=== Begin Enclosure ===

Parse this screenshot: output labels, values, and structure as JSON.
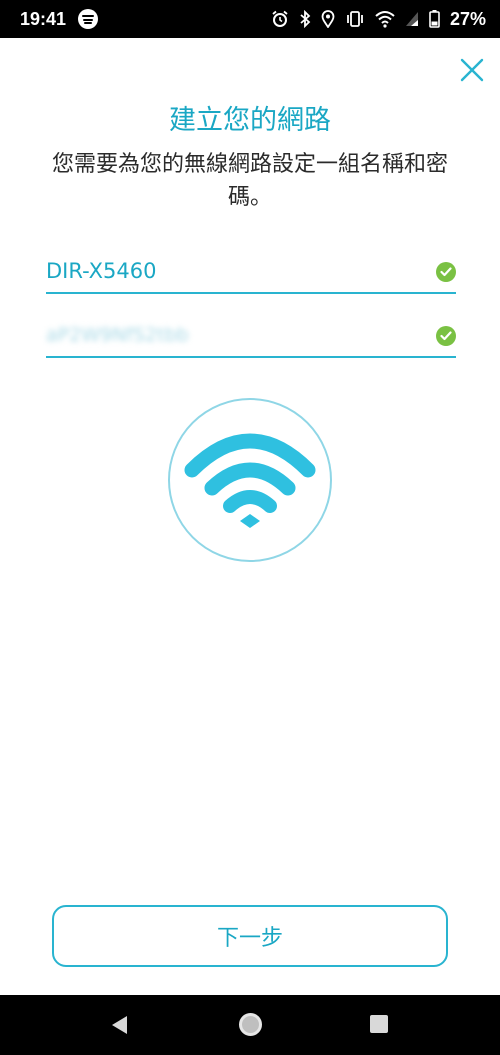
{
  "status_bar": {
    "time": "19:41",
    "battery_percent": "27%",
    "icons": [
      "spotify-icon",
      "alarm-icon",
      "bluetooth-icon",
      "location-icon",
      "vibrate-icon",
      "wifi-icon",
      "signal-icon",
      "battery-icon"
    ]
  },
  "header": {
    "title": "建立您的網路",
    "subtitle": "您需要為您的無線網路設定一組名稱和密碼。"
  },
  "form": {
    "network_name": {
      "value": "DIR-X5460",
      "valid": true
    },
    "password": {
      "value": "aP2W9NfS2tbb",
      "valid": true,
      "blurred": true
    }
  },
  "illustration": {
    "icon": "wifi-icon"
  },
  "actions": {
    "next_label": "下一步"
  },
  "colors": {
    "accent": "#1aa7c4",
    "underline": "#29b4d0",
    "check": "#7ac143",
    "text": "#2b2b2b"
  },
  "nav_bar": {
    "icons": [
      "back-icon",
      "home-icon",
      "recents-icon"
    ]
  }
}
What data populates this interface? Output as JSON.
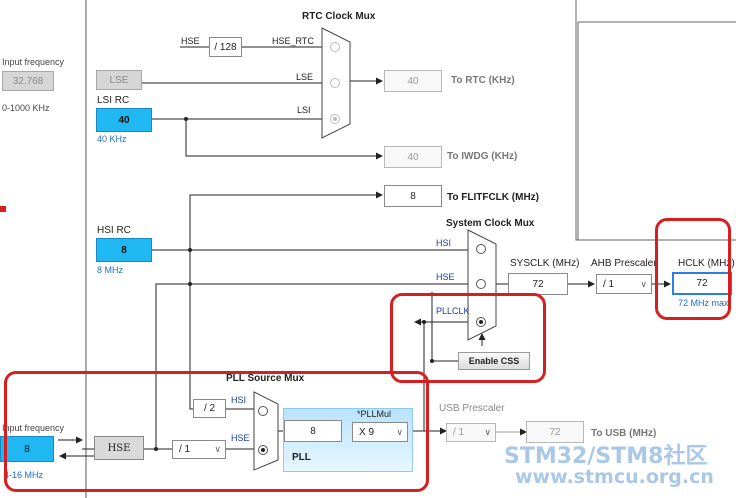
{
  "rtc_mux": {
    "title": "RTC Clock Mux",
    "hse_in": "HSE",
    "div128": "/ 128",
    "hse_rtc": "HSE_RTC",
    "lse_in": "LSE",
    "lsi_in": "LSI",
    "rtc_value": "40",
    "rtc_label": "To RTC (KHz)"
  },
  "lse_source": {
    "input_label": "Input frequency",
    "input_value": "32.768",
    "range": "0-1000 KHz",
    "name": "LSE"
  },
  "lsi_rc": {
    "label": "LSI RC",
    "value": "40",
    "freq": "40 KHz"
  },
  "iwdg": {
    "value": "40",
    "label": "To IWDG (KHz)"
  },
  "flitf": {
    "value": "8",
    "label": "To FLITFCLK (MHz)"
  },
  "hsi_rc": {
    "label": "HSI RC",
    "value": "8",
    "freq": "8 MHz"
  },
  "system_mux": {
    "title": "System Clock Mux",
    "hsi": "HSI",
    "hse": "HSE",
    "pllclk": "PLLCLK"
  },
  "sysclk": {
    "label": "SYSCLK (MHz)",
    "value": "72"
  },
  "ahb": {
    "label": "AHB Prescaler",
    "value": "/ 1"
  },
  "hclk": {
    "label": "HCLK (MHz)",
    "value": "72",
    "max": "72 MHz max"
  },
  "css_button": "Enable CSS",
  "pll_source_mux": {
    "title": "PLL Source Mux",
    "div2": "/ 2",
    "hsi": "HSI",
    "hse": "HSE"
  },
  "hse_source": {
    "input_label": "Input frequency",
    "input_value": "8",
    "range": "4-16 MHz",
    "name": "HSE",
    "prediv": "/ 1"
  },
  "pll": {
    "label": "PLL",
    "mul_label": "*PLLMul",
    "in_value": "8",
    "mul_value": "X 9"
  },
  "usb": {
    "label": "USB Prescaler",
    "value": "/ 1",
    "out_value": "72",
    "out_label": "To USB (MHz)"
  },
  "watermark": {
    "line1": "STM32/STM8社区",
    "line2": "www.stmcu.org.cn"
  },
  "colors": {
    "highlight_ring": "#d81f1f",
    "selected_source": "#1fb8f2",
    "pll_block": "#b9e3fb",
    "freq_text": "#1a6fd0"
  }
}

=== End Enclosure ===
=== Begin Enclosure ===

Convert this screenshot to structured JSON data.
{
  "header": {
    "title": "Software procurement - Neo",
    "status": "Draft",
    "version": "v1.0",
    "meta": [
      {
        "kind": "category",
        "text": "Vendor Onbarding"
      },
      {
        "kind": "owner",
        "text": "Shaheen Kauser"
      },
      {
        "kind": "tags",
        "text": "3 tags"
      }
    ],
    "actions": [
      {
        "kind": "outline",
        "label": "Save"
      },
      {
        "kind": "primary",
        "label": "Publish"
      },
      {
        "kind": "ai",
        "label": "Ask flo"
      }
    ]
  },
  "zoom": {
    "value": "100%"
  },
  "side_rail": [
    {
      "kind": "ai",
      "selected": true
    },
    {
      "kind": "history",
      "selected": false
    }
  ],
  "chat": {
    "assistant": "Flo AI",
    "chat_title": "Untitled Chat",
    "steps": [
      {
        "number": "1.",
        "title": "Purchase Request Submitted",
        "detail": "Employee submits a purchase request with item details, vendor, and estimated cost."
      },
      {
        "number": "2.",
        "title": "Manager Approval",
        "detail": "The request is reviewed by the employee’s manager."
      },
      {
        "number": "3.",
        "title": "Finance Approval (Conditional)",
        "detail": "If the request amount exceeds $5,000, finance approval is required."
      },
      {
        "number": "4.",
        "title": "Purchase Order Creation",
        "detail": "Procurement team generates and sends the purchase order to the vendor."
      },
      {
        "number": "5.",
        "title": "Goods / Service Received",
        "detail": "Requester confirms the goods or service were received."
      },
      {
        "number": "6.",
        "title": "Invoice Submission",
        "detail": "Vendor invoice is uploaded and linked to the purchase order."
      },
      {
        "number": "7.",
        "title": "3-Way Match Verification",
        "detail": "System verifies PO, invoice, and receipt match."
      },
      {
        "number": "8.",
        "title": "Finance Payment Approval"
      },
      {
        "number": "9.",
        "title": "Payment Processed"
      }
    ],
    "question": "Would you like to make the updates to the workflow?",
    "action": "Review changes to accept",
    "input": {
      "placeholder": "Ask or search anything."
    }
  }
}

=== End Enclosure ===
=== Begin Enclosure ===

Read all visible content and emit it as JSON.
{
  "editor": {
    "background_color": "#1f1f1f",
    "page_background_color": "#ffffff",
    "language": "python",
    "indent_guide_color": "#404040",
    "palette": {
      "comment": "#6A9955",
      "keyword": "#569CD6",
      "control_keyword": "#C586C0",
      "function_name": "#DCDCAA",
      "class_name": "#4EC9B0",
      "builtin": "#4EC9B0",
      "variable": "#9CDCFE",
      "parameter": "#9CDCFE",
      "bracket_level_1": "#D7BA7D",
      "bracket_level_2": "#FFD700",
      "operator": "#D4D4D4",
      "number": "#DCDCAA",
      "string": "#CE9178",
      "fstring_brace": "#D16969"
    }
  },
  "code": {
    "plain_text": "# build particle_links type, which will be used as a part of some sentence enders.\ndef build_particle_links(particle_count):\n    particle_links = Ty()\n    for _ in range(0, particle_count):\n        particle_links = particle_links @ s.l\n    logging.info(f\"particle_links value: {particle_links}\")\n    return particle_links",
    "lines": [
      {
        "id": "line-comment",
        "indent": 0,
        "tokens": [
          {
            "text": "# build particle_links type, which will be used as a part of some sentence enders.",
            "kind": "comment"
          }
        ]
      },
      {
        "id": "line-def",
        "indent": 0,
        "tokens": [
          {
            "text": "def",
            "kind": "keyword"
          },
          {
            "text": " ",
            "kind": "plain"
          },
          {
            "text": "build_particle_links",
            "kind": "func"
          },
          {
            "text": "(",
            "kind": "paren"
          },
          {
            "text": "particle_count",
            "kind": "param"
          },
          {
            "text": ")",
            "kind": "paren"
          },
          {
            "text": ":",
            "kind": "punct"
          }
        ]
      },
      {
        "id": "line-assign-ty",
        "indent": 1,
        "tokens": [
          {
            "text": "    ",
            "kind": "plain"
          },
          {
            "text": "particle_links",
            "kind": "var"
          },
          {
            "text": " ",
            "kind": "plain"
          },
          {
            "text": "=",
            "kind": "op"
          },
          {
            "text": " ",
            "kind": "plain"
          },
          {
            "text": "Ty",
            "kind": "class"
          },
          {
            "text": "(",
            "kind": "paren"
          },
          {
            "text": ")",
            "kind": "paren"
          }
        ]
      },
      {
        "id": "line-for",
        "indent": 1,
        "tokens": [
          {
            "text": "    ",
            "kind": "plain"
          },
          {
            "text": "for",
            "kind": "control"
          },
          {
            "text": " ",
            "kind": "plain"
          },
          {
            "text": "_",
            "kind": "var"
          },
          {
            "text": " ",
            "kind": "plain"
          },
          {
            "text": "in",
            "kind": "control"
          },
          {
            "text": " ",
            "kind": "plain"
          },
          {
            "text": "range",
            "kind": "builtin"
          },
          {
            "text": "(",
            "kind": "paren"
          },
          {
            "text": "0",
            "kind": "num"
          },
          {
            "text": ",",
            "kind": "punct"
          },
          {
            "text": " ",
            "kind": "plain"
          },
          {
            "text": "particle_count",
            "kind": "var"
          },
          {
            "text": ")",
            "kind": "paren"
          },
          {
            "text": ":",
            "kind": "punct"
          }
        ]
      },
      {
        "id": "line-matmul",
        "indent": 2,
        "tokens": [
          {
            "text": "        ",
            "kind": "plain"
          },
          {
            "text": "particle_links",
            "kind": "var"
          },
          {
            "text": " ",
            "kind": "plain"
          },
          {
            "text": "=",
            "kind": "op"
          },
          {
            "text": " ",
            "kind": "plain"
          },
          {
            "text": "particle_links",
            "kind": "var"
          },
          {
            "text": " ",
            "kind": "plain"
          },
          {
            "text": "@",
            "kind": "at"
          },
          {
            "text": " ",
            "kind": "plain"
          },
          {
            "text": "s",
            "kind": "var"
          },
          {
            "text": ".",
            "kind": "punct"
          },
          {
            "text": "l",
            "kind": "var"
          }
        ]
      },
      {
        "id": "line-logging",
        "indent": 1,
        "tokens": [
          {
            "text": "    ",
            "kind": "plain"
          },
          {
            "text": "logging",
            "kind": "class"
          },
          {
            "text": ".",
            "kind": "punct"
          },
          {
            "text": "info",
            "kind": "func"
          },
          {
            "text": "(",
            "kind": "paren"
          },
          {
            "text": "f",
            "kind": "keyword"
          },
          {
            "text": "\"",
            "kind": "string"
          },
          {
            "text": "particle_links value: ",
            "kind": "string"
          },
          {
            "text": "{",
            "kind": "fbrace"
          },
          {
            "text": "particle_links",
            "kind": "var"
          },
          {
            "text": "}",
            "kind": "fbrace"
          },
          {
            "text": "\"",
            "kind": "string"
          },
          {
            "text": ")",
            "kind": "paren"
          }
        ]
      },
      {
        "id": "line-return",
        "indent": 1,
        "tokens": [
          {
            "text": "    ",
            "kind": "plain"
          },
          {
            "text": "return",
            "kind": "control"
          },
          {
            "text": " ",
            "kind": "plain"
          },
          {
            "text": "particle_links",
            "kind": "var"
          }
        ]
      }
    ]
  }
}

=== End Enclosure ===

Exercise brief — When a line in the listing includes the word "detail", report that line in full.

Result for this exercise —
        "detail": "Employee submits a purchase request with item details, vendor, and estimated cost."
        "detail": "The request is reviewed by the employee’s manager."
        "detail": "If the request amount exceeds $5,000, finance approval is required."
        "detail": "Procurement team generates and sends the purchase order to the vendor."
        "detail": "Requester confirms the goods or service were received."
        "detail": "Vendor invoice is uploaded and linked to the purchase order."
        "detail": "System verifies PO, invoice, and receipt match."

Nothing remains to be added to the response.